Dublin continued to be successful in his training, but we did have our moments of uncertainty. As his training evolved, so did his indications for identifying the hide. In addition, as the hides became more difficult, I had to look for subtle indications that Dublin was “in odor.” This required me to pay even more attention to Dublin so that I could know when he found the hide. Because Dublin is an intact male, searching outside had its own added levels of distraction. Eliminating is not allowed in a trial, and getting Dublin to focus his energies on finding the hide rather than peeing where every other dog had peed was an obstacle, but one that with focus, we were able to overcome. I also needed to remember that this is a sport for fun, and to make sure that this remained an enjoyable game for Dublin. As we continued our training and moved toward our NW1 trial, our trainers at PCOTC continually challenged us with increasingly more difficult hides. We practiced inside and out, in good weather and in bad, knowing that NW1 trials can be conducted in practically any weather condition.
After 16 months of training, I felt that Dublin and I were ready for the NW1 trial in Hackettstown, NJ on New Year’s Eve. Pulling into the parking lot, I saw many cars that belonged to dog trainers and search teams. Could Dublin and I compete with teams that had so much more experience than we did? I thought about all the training we had undergone and the hundreds of hides that we had practiced as a team. With confidence in our training and teamwork, we hopped out of the car. We waited our turn, and we were successful in all 4 elements of the trial. Three of the four judges awarded Dublin and I pronouncements for our professionalism and exceptional teamwork. Dublin is the second Kerry Blue Terrier in the United States to earn his NW 1 title, and I am extremely proud of him.
Where do we go from here? Dublin and I will continue our training as we work toward our Nosework 2 (NW2) and Nosework 3 (NW3) titles. For NW2, Dublin will need to pass an ORT for Anise, and then when trialing for the NW2 title, he will be searching all 4 elements for both birch and anise oil. The NW2 trial also introduces larger search areas with distractions which are meant to make the 4 elements more difficult and more complex as the time limits remain the same.

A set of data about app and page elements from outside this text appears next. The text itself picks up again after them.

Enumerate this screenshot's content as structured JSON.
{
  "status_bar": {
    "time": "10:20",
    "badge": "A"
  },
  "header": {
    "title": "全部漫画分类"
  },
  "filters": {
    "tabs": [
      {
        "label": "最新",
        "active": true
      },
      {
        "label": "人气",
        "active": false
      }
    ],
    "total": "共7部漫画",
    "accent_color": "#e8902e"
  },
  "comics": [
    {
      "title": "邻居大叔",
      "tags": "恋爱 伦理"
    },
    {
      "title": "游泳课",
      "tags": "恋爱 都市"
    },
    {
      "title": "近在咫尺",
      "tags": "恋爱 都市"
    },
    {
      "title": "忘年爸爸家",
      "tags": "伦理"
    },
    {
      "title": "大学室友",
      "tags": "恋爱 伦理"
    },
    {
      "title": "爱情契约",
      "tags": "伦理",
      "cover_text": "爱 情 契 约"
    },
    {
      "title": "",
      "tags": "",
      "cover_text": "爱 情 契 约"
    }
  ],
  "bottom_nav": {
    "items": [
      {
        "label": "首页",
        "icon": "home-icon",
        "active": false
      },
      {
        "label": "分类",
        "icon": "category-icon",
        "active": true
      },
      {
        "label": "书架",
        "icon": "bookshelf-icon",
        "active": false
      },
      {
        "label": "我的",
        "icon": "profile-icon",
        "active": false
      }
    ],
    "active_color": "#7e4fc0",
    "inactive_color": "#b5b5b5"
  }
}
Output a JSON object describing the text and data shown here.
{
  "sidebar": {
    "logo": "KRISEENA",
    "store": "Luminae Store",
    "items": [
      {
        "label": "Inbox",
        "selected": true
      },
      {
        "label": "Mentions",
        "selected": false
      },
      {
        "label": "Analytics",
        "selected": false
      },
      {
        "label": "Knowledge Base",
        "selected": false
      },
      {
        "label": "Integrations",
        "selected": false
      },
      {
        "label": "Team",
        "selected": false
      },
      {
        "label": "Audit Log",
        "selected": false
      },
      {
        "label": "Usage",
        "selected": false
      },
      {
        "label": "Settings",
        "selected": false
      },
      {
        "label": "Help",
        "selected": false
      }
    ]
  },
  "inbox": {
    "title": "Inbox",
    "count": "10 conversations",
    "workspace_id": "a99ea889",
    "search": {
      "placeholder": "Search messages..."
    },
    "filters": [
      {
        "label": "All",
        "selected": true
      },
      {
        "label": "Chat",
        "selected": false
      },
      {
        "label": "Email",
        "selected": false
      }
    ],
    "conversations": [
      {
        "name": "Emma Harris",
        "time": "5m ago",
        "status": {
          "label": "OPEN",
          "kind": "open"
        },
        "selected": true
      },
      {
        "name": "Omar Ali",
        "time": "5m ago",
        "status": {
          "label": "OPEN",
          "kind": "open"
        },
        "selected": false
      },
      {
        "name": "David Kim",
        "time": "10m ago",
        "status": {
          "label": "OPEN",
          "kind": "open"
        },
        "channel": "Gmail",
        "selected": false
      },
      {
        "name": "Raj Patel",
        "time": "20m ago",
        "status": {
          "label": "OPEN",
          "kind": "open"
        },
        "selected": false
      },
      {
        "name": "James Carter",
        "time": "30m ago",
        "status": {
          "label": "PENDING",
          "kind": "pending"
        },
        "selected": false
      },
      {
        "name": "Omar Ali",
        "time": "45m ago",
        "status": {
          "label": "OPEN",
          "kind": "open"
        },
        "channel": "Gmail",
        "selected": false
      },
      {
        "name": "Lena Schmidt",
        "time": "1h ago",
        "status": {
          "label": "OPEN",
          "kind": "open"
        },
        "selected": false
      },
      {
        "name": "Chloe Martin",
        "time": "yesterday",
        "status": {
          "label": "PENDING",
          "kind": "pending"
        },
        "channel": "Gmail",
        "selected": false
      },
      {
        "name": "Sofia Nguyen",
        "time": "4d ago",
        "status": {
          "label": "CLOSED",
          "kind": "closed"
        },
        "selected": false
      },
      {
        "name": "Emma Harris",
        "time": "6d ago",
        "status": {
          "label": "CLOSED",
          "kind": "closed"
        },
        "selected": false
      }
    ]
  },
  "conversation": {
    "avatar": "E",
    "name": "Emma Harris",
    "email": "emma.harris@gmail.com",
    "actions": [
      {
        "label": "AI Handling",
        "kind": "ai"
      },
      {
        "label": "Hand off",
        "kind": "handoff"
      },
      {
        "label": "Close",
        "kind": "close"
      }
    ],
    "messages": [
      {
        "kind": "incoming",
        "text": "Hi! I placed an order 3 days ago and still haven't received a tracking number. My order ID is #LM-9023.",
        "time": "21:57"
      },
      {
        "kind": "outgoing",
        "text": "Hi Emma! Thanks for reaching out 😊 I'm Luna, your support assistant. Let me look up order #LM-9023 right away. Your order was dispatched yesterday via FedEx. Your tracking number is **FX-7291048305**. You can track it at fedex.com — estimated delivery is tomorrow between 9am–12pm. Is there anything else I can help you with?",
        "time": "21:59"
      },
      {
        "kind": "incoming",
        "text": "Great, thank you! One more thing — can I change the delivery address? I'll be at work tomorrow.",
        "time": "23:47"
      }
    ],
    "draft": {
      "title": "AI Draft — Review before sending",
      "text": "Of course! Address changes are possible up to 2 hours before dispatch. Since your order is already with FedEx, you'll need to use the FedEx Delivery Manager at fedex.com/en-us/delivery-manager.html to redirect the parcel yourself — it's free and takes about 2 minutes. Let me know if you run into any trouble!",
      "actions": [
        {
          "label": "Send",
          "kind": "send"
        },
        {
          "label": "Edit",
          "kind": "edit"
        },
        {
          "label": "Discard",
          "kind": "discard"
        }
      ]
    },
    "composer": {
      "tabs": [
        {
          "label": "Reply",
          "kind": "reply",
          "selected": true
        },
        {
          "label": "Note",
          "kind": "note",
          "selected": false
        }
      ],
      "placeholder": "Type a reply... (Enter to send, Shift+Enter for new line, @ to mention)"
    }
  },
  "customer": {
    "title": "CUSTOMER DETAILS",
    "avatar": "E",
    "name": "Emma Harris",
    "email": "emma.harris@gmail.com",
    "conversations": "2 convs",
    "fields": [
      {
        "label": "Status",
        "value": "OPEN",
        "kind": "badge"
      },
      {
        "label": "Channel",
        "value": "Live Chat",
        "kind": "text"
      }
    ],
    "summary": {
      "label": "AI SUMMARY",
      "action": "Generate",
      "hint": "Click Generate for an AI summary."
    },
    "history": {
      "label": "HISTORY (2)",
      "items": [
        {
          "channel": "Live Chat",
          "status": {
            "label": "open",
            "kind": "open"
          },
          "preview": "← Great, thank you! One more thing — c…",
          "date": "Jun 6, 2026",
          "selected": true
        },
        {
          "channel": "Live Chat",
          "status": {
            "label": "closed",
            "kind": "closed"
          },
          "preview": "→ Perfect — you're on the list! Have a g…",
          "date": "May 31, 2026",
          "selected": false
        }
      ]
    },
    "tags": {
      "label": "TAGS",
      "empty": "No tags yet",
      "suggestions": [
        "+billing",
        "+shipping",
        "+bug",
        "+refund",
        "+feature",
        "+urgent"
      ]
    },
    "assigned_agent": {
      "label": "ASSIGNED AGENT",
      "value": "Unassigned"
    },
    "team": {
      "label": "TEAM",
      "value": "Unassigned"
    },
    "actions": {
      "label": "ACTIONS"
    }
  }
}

For NW3, Dublin will need to pass an ORT for Clove, and again, the NW3 trial will be more challenging as he searches for birch, anise, and clove oil with distractions in much broader areas. Some elements may have more than one hide and the handler will not be told how many hides are in the area. Thus, Dublin will need to indicate to me exactly how many hides are in each search area. Also in the NW3 trials, some of the elements may be “clear,” meaning that Dublin will need to indicate to me that the search area may not have any odors hidden at all.
We have really enjoyed working together as a team, and I am thankful to my trainers at PCOTC and my husband who have helped us immensely with our training. We continue to attend class each week, and Dublin gets so excited when he hops into the car to go to class. He’s learning to patiently wait his turn in his crate while the other dogs work, but when I open his crate door, he’s always eager and ready to go! I hope that other Kerry Blue Terrier owners join us in this challenging and fun sport and look forward to more Kerries joining the sport of Nosework.
Last Updated: 01/15/2012, 3:46 pm